REQUIRED ACTION — Each record must be printed exactly as given.

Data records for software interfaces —
- - - -

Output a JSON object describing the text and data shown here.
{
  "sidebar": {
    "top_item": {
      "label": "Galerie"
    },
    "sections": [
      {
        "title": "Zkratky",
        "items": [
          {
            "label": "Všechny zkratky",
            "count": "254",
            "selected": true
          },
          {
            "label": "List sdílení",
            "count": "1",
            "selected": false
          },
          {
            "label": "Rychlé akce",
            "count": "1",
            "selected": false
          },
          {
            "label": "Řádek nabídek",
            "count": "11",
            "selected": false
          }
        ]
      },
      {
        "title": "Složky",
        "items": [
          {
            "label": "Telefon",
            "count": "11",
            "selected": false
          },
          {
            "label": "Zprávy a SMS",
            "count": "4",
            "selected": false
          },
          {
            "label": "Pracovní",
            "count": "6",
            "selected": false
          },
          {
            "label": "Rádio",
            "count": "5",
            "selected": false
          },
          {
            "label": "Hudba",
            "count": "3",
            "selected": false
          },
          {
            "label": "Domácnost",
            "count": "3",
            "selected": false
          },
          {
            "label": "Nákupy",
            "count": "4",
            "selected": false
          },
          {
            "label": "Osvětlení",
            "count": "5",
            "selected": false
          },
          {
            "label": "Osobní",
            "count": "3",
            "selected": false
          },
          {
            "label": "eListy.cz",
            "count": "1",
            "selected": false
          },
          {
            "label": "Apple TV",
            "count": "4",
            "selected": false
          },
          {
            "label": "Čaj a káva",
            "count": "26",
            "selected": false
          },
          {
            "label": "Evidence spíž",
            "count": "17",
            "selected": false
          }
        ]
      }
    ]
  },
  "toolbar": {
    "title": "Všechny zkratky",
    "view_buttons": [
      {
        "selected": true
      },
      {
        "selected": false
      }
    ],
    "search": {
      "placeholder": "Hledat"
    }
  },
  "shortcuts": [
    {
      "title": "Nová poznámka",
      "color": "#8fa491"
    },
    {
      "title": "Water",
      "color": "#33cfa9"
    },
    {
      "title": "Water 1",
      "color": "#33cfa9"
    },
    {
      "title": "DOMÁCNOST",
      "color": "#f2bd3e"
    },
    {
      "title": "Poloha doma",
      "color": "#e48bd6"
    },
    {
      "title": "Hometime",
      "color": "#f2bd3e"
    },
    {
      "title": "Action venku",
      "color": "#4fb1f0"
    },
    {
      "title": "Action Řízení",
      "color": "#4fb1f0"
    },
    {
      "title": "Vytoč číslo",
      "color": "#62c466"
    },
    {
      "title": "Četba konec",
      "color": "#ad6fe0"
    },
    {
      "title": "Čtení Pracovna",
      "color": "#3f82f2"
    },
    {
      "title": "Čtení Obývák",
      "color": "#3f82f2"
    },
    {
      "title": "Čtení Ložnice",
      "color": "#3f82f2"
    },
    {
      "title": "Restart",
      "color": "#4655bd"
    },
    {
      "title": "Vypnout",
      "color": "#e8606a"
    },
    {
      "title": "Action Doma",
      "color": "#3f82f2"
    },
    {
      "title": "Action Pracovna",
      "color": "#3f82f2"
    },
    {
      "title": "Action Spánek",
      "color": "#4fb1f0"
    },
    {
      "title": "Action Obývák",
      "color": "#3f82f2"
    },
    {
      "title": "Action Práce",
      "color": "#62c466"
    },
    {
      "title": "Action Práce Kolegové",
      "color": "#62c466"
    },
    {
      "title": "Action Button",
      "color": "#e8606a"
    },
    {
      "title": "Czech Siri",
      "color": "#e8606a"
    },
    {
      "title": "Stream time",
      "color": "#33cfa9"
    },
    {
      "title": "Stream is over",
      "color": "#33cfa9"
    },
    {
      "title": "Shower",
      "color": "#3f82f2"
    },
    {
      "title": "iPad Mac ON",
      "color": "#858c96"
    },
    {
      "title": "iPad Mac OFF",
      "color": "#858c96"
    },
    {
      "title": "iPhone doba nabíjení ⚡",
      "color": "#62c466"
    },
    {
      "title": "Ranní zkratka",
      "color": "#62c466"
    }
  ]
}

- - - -

FINISHED EXERCISE —
Output a JSON object describing the text and data shown here.
{
  "sidebar": {
    "top_item": {
      "label": "Galerie"
    },
    "sections": [
      {
        "title": "Zkratky",
        "items": [
          {
            "label": "Všechny zkratky",
            "count": "254",
            "selected": true
          },
          {
            "label": "List sdílení",
            "count": "1",
            "selected": false
          },
          {
            "label": "Rychlé akce",
            "count": "1",
            "selected": false
          },
          {
            "label": "Řádek nabídek",
            "count": "11",
            "selected": false
          }
        ]
      },
      {
        "title": "Složky",
        "items": [
          {
            "label": "Telefon",
            "count": "11",
            "selected": false
          },
          {
            "label": "Zprávy a SMS",
            "count": "4",
            "selected": false
          },
          {
            "label": "Pracovní",
            "count": "6",
            "selected": false
          },
          {
            "label": "Rádio",
            "count": "5",
            "selected": false
          },
          {
            "label": "Hudba",
            "count": "3",
            "selected": false
          },
          {
            "label": "Domácnost",
            "count": "3",
            "selected": false
          },
          {
            "label": "Nákupy",
            "count": "4",
            "selected": false
          },
          {
            "label": "Osvětlení",
            "count": "5",
            "selected": false
          },
          {
            "label": "Osobní",
            "count": "3",
            "selected": false
          },
          {
            "label": "eListy.cz",
            "count": "1",
            "selected": false
          },
          {
            "label": "Apple TV",
            "count": "4",
            "selected": false
          },
          {
            "label": "Čaj a káva",
            "count": "26",
            "selected": false
          },
          {
            "label": "Evidence spíž",
            "count": "17",
            "selected": false
          }
        ]
      }
    ]
  },
  "toolbar": {
    "title": "Všechny zkratky",
    "view_buttons": [
      {
        "selected": true
      },
      {
        "selected": false
      }
    ],
    "search": {
      "placeholder": "Hledat"
    }
  },
  "shortcuts": [
    {
      "title": "Nová poznámka",
      "color": "#8fa491"
    },
    {
      "title": "Water",
      "color": "#33cfa9"
    },
    {
      "title": "Water 1",
      "color": "#33cfa9"
    },
    {
      "title": "DOMÁCNOST",
      "color": "#f2bd3e"
    },
    {
      "title": "Poloha doma",
      "color": "#e48bd6"
    },
    {
      "title": "Hometime",
      "color": "#f2bd3e"
    },
    {
      "title": "Action venku",
      "color": "#4fb1f0"
    },
    {
      "title": "Action Řízení",
      "color": "#4fb1f0"
    },
    {
      "title": "Vytoč číslo",
      "color": "#62c466"
    },
    {
      "title": "Četba konec",
      "color": "#ad6fe0"
    },
    {
      "title": "Čtení Pracovna",
      "color": "#3f82f2"
    },
    {
      "title": "Čtení Obývák",
      "color": "#3f82f2"
    },
    {
      "title": "Čtení Ložnice",
      "color": "#3f82f2"
    },
    {
      "title": "Restart",
      "color": "#4655bd"
    },
    {
      "title": "Vypnout",
      "color": "#e8606a"
    },
    {
      "title": "Action Doma",
      "color": "#3f82f2"
    },
    {
      "title": "Action Pracovna",
      "color": "#3f82f2"
    },
    {
      "title": "Action Spánek",
      "color": "#4fb1f0"
    },
    {
      "title": "Action Obývák",
      "color": "#3f82f2"
    },
    {
      "title": "Action Práce",
      "color": "#62c466"
    },
    {
      "title": "Action Práce Kolegové",
      "color": "#62c466"
    },
    {
      "title": "Action Button",
      "color": "#e8606a"
    },
    {
      "title": "Czech Siri",
      "color": "#e8606a"
    },
    {
      "title": "Stream time",
      "color": "#33cfa9"
    },
    {
      "title": "Stream is over",
      "color": "#33cfa9"
    },
    {
      "title": "Shower",
      "color": "#3f82f2"
    },
    {
      "title": "iPad Mac ON",
      "color": "#858c96"
    },
    {
      "title": "iPad Mac OFF",
      "color": "#858c96"
    },
    {
      "title": "iPhone doba nabíjení ⚡",
      "color": "#62c466"
    },
    {
      "title": "Ranní zkratka",
      "color": "#62c466"
    }
  ]
}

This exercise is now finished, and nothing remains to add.